Column - Missing a finger
I've always been so used to having five fingers.
When I was 5, I would count my age on my fingers all the time. Five was a good number. It wasn't easy to forget and it always seemed whole and perfect.
I guess it was because five was the number of people in my family.
A mom, a dad, two sons, and a daughter - the number was odd, always having one man out when we went on roller coasters, and never having equal teams for board games. Still, it was family and to me, it was perfect.
But soon my perfect family will become four.
Four isn't whole; it's missing a part - missing a finger.
Entering grade school, kindergartners are taught the steps of life.
First, we are born into a family, and raised. Then we become an adult, grow old and eventually die.
But at the beginning, a family composed of parents and children live together for numerous years. They start to understand each other's habits and find what ticks each other off.
But just when they think their family is perfect - someone leaves.
I could never fully grasp that concept - someone leaving. That one day the kids would leave the parents and each other.

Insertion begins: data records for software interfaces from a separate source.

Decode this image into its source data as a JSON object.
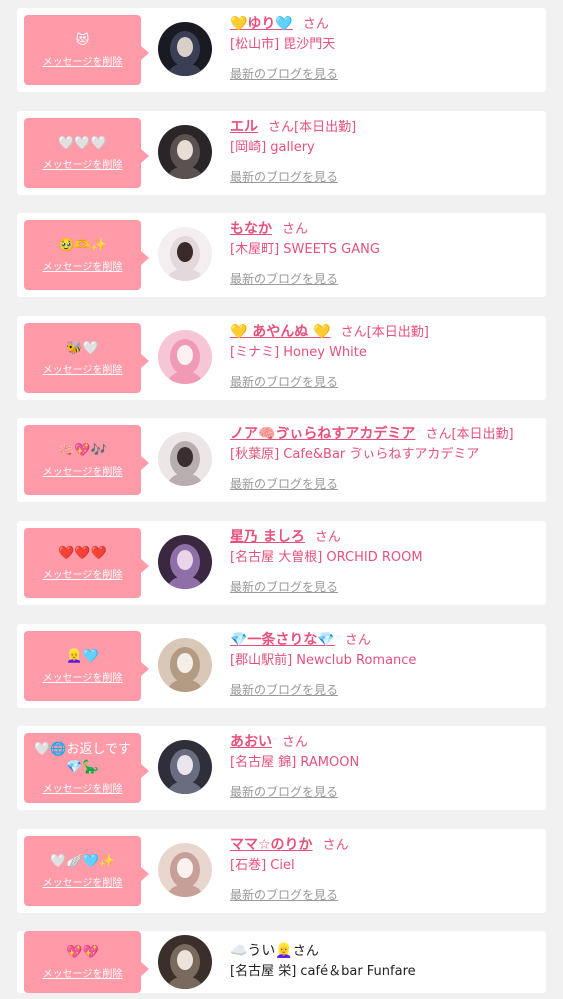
{
  "colors": {
    "accent": "#e8507c",
    "bubble": "#ff9aa8",
    "link_gray": "#9a9a9a",
    "background": "#f1f1f1"
  },
  "messages": [
    {
      "emoji": "😻",
      "delete_label": "メッセージを削除",
      "name": "💛ゆり🩵",
      "suffix": "さん",
      "tag": "",
      "shop": "[松山市] 毘沙門天",
      "blog_label": "最新のブログを見る"
    },
    {
      "emoji": "🤍🤍🤍",
      "delete_label": "メッセージを削除",
      "name": "エル",
      "suffix": "さん",
      "tag": "[本日出勤]",
      "shop": "[岡崎] gallery",
      "blog_label": "最新のブログを見る"
    },
    {
      "emoji": "🥹🫶✨",
      "delete_label": "メッセージを削除",
      "name": "もなか",
      "suffix": "さん",
      "tag": "",
      "shop": "[木屋町] SWEETS GANG",
      "blog_label": "最新のブログを見る"
    },
    {
      "emoji": "🐝🤍",
      "delete_label": "メッセージを削除",
      "name": "💛 あやんぬ 💛",
      "suffix": "さん",
      "tag": "[本日出勤]",
      "shop": "[ミナミ] Honey White",
      "blog_label": "最新のブログを見る"
    },
    {
      "emoji": "🧠💖🎶",
      "delete_label": "メッセージを削除",
      "name": "ノア🧠ゔぃらねすアカデミア",
      "suffix": "さん",
      "tag": "[本日出勤]",
      "shop": "[秋葉原] Cafe&Bar ゔぃらねすアカデミア",
      "blog_label": "最新のブログを見る"
    },
    {
      "emoji": "❤️❤️❤️",
      "delete_label": "メッセージを削除",
      "name": "星乃 ましろ",
      "suffix": "さん",
      "tag": "",
      "shop": "[名古屋 大曽根] ORCHID ROOM",
      "blog_label": "最新のブログを見る"
    },
    {
      "emoji": "👱‍♀️🩵",
      "delete_label": "メッセージを削除",
      "name": "💎一条さりな💎",
      "suffix": "さん",
      "tag": "",
      "shop": "[郡山駅前] Newclub Romance",
      "blog_label": "最新のブログを見る"
    },
    {
      "emoji": "🤍🌐お返しです💎🦕",
      "delete_label": "メッセージを削除",
      "name": "あおい",
      "suffix": "さん",
      "tag": "",
      "shop": "[名古屋 錦] RAMOON",
      "blog_label": "最新のブログを見る"
    },
    {
      "emoji": "🤍🪽🩵✨",
      "delete_label": "メッセージを削除",
      "name": "ママ☆のりか",
      "suffix": "さん",
      "tag": "",
      "shop": "[石巻] Ciel",
      "blog_label": "最新のブログを見る"
    },
    {
      "emoji": "💖💖",
      "delete_label": "メッセージを削除",
      "name": "☁️うい👱‍♀️",
      "suffix": "さん",
      "tag": "",
      "shop": "[名古屋 栄] café＆bar Funfare",
      "blog_label": ""
    }
  ]
}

I joked about my brother and me leaving a lot, but it was never a reality.
To me, my brother and I were yin and yang - we were sometimes polar opposites, but in a strange way we completed one another.
Sure, we fought, but doesn't every brother and sister?
He hated me because I was the princess and always got what I wanted.
I hated him because he was older, so always right. He was the captain and I was the first mate, he was the executive chef and I was the sous.
Yet oddly enough, I idolized him.
I wore his hand-me-downs, played with his friends and never left his side.
Even at night our bedrooms were always next to one another.
But now that room that has always been the constant in my life has become forlorn and empty.
The mattress lies bare without its dressing; dust piles on a bookshelf without books; stray pieces of paper linger on the floor.
I walked into this room and was instantly filled with remorse.
Reality hit - my brother was leaving.
Never in the past 17 years have my brother and I left each other's side.
We were born one year, six months and 24 days apart - but everyone thought we were twins.
We both are tall with brown hair and blue eyes. And always think we are right.
Growing up, we did everything together
We would play pirates and fight over who got the black pirate hat; we had chicken pox and braces and played the same sports. We even kept one another company if one of us was grounded.
We hid clams in the folds of blankets during dinner and slept under blanket-tents in the yard.
We made pickles and orange juice and fought against the dragon for the princess.
We auditioned for our first play together and raced each other during our first swim meet.
I started playing percussion because he played it and I always took the same classes that he did.
But now he is leaving.
A few years from now we will both be done with college and have jobs.
Perhaps we will be in the same state, even the same city, but then again perhaps not.
We may have families or be living alone.
We might see one another again, or might not.
It's hard to think that I could move on from 17 years with him. But I have to, don't I?
My brother and I are not twins, even though everyone says we are - because twins leave at the same time.
For 17 years we've had each other's back though and taken care of one another.
But we aren't even in a reasonable driving distance, so how can we continue to have each other's backs - we can't even reach them?
In kindergarten they taught us the steps of life. But they also taught us that everyone has five fingers.
Then why is one of mine missing? Will life go on - if I only have four?
Like tying my shoe, I'll have to learn how to live. Trying over and over again.
But I guess it's not like tying my shoe, because this time, my brother won't be teaching me how.
"It's Our Turn" is a weekly column that rotates among members of the Echo Press editorial staff.